Interested in learning what's next for the gaming industry? Join gaming executives to discuss emerging parts of the industry this October at GamesBeat Summit Next. Learn more.
Apple is the new global smartphone king, surpassing rival Samsung, if only for one quarter. For those getting a big déjà vu, this is indeed a trend: Samsung dominates the first three quarters in the year, and Apple settles for the fourth.
Smartphone vendors shipped a total of 430.7 million smartphones worldwide in Q4 2017, down 6.3 percent from the 403.5 million units in Q4 2016. Of the top five (Apple, Samsung, Huawei, Xiaomi, and Oppo), only one (Xiaomi) managed to ship more units. That said, Apple and Samsung both still gained share overall, thanks to smaller players shipping even fewer units. The Q4 2017 figures come from IDC (though Strategy Analytics agrees with the poor quarter), which summarized its findings in the following chart:
As you can see above, Apple’s market share grew 1.0 percentage points (from 18.2 percent to 19.2 percent), despite fewer iPhones (down 1.0 million). The iPhone 8, iPhone 8 Plus, and iPhone X sold well, but they didn’t set any records.
Samsung’s market share inched up 0.4 percentage points (from 18.0 percent to 18.4 percent) as it shipped 3.4 million fewer smartphones (74.1 million). Samsung typically owns about a fifth of the market, but it struggles to keep that up in the fourth quarter. The Galaxy S8, Galaxy S8+, and Galaxy Note8 helped Samsung survive after the the Note7 fiasco. The hype around this year’s phones is already mounting.
Huawei slipped 0.3 points (to 10.2 percent), Oppo jumped 3.7 points (to 7.0 percent), and Vivo fell 0.5 points (to 6.8 percent). The Samsung-Apple duopoly is continuing to erode, although the Chinese trio didn’t have the best quarter.
Huawei is particularly worth watching as its third place position appears to be solidifying. Double-digit share is now no longer surprising to see, but it’s not clear where the company will go from there. The Chinese firm’s U.S. expansion plans are looking less and less likely as neither AT&T nor Verizon are playing ball, thanks to government pressure.
If you look at the full 2017 numbers, you’ll see the top five smartphone makers are really not that far off from each other. This is the closest they’ve ever been to each other, in terms of market share:

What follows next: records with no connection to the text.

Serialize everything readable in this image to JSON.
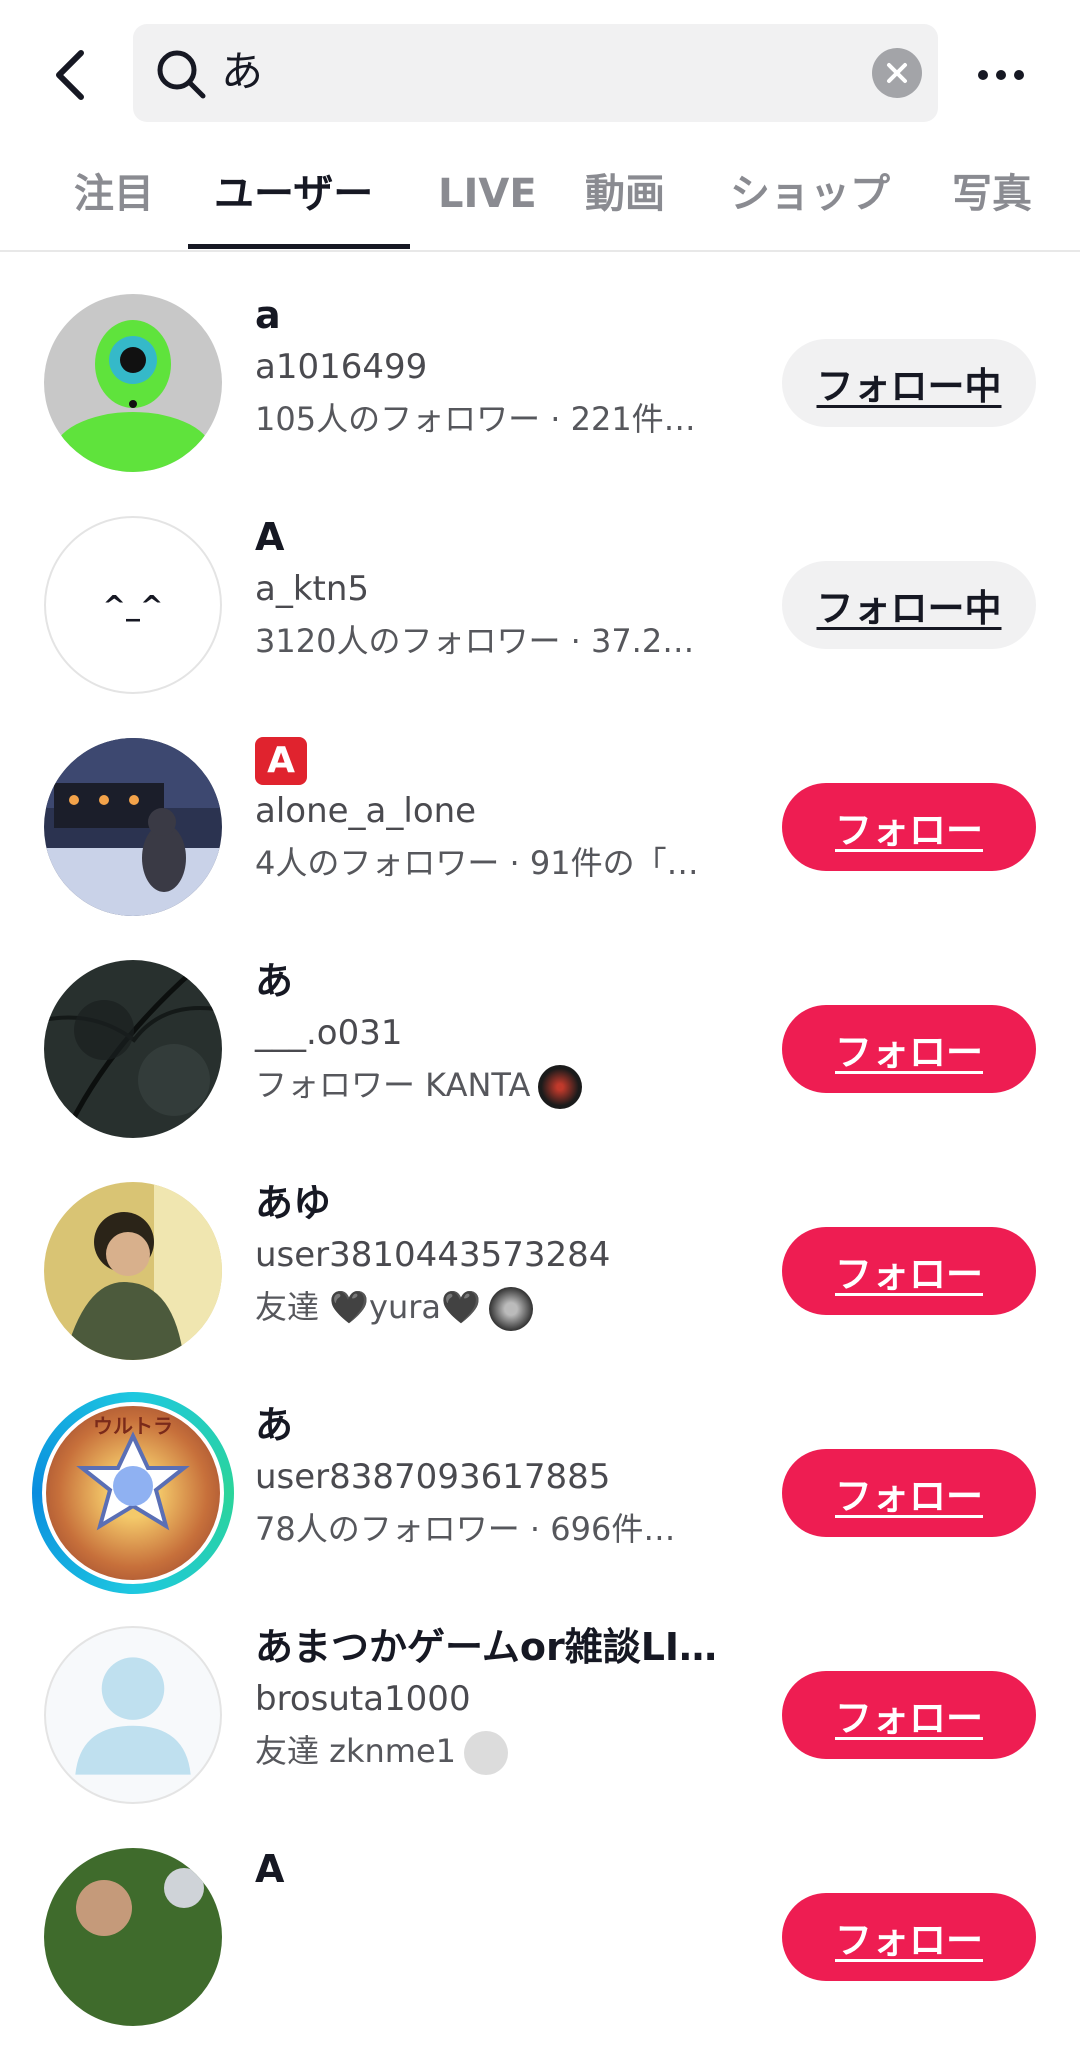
{
  "search": {
    "query": "あ"
  },
  "tabs": [
    {
      "label": "注目"
    },
    {
      "label": "ユーザー"
    },
    {
      "label": "LIVE"
    },
    {
      "label": "動画"
    },
    {
      "label": "ショップ"
    },
    {
      "label": "写真"
    }
  ],
  "active_tab": "ユーザー",
  "users": [
    {
      "name": "a",
      "handle": "a1016499",
      "meta": "105人のフォロワー · 221件…",
      "button": "フォロー中"
    },
    {
      "name": "A",
      "handle": "a_ktn5",
      "meta": "3120人のフォロワー · 37.2…",
      "button": "フォロー中",
      "avatar_text": "^_^"
    },
    {
      "name": "🅰",
      "handle": "alone_a_lone",
      "meta": "4人のフォロワー · 91件の「…",
      "button": "フォロー"
    },
    {
      "name": "あ",
      "handle": "___.o031",
      "meta": "フォロワー KANTA",
      "button": "フォロー"
    },
    {
      "name": "あゆ",
      "handle": "user3810443573284",
      "meta": "友達 🖤yura🖤",
      "button": "フォロー"
    },
    {
      "name": "あ",
      "handle": "user8387093617885",
      "meta": "78人のフォロワー · 696件…",
      "button": "フォロー",
      "avatar_text": "ウルトラ"
    },
    {
      "name": "あまつかゲームor雑談LI…",
      "handle": "brosuta1000",
      "meta": "友達 zknme1",
      "button": "フォロー"
    },
    {
      "name": "A",
      "handle": "",
      "meta": "",
      "button": "フォロー"
    }
  ],
  "colors": {
    "follow": "#ee1d52",
    "following": "#f1f1f2",
    "text": "#161823"
  }
}
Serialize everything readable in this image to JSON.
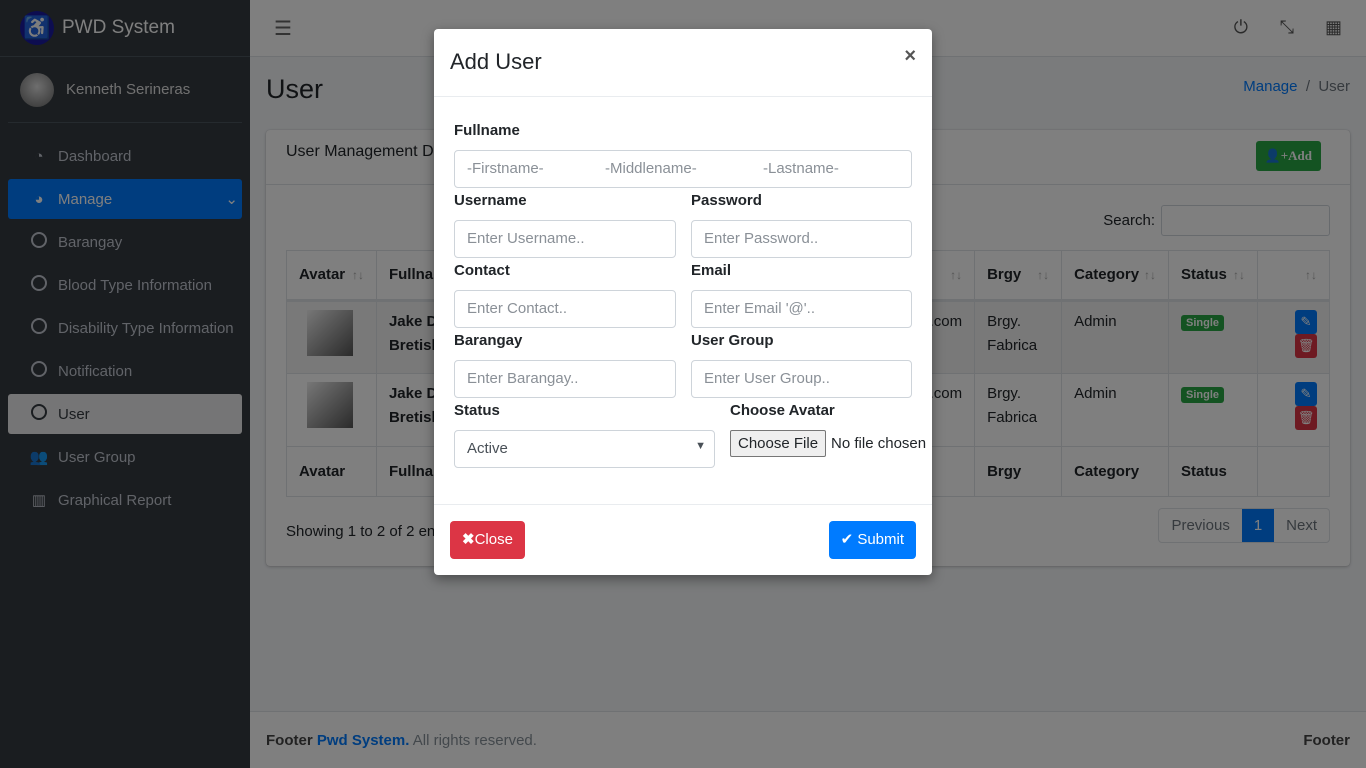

As competition heats up, expect more consolidation. Chinese companies continue to offer value-packed devices with the latest features at a fraction of the cost, while market leaders Apple and Samsung are trying to respond with multiple offerings.
“In the presence of ultra-high-end flagships, the still high-priced flagships from the previous generation seemed far more palatable to consumers in 2017,” IDC research analyst Jitesh Ubrani said in a statement. “Many high-profile companies offered their widest product portfolio ever in hopes of capturing a greater audience. Meanwhile, brands outside the top 5 struggled to maintain momentum as value brands such as Honor, Vivo, Xiaomi, and OPPO offered incredible competition at the low end, and brands like Apple, Samsung, and Huawei maintained their stronghold on the high end.”
VentureBeat's mission is to be a digital town square for technical decision-makers to gain knowledge about transformative enterprise technology and transact. Learn more about membership.